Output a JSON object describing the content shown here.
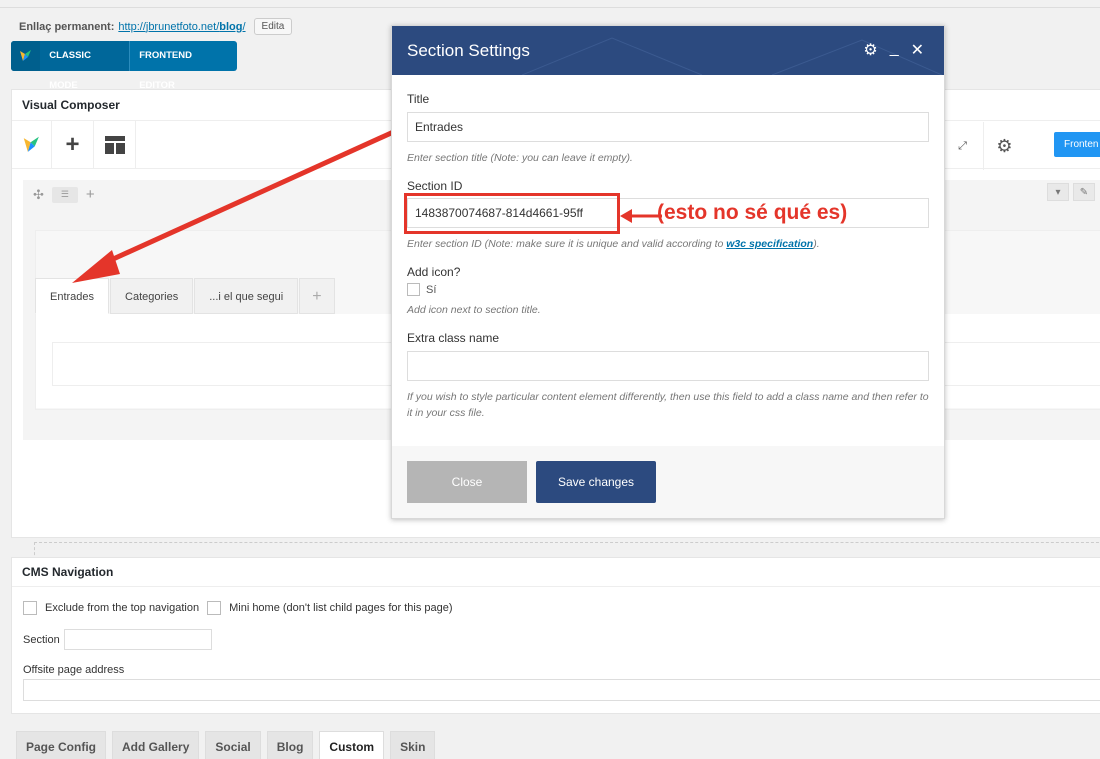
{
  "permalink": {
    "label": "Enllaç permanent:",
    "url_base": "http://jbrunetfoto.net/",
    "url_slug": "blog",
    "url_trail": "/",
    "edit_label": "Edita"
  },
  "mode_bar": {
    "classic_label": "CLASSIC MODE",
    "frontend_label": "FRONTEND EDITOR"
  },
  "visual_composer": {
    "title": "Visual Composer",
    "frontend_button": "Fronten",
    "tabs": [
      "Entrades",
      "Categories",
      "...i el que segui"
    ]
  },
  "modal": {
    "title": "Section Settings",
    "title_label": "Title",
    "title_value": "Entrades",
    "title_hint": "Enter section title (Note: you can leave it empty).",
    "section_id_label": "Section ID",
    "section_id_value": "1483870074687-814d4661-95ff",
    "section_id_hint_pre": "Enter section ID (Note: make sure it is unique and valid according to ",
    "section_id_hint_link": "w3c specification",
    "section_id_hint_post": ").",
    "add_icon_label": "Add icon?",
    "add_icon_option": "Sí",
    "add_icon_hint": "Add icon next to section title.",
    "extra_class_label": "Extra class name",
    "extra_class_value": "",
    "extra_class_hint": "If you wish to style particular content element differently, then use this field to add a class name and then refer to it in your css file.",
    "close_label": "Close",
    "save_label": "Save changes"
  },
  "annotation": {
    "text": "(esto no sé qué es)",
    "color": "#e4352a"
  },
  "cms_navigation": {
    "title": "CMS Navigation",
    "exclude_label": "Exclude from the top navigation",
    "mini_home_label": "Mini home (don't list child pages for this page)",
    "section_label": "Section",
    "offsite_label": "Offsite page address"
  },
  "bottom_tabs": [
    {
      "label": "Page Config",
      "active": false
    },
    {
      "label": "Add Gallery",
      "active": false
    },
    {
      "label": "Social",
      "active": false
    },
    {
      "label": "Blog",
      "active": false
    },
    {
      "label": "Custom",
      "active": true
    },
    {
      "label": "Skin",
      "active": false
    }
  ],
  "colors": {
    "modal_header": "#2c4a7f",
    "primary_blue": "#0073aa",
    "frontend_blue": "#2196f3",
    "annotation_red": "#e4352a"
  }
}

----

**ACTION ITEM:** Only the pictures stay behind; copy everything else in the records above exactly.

**OUTPUT OF THE EXERCISE:**
Output a JSON object describing the content shown here.
{
  "permalink": {
    "label": "Enllaç permanent:",
    "url_base": "http://jbrunetfoto.net/",
    "url_slug": "blog",
    "url_trail": "/",
    "edit_label": "Edita"
  },
  "mode_bar": {
    "classic_label": "CLASSIC MODE",
    "frontend_label": "FRONTEND EDITOR"
  },
  "visual_composer": {
    "title": "Visual Composer",
    "frontend_button": "Fronten",
    "tabs": [
      "Entrades",
      "Categories",
      "...i el que segui"
    ]
  },
  "modal": {
    "title": "Section Settings",
    "title_label": "Title",
    "title_value": "Entrades",
    "title_hint": "Enter section title (Note: you can leave it empty).",
    "section_id_label": "Section ID",
    "section_id_value": "1483870074687-814d4661-95ff",
    "section_id_hint_pre": "Enter section ID (Note: make sure it is unique and valid according to ",
    "section_id_hint_link": "w3c specification",
    "section_id_hint_post": ").",
    "add_icon_label": "Add icon?",
    "add_icon_option": "Sí",
    "add_icon_hint": "Add icon next to section title.",
    "extra_class_label": "Extra class name",
    "extra_class_value": "",
    "extra_class_hint": "If you wish to style particular content element differently, then use this field to add a class name and then refer to it in your css file.",
    "close_label": "Close",
    "save_label": "Save changes"
  },
  "annotation": {
    "text": "(esto no sé qué es)",
    "color": "#e4352a"
  },
  "cms_navigation": {
    "title": "CMS Navigation",
    "exclude_label": "Exclude from the top navigation",
    "mini_home_label": "Mini home (don't list child pages for this page)",
    "section_label": "Section",
    "offsite_label": "Offsite page address"
  },
  "bottom_tabs": [
    {
      "label": "Page Config",
      "active": false
    },
    {
      "label": "Add Gallery",
      "active": false
    },
    {
      "label": "Social",
      "active": false
    },
    {
      "label": "Blog",
      "active": false
    },
    {
      "label": "Custom",
      "active": true
    },
    {
      "label": "Skin",
      "active": false
    }
  ],
  "colors": {
    "modal_header": "#2c4a7f",
    "primary_blue": "#0073aa",
    "frontend_blue": "#2196f3",
    "annotation_red": "#e4352a"
  }
}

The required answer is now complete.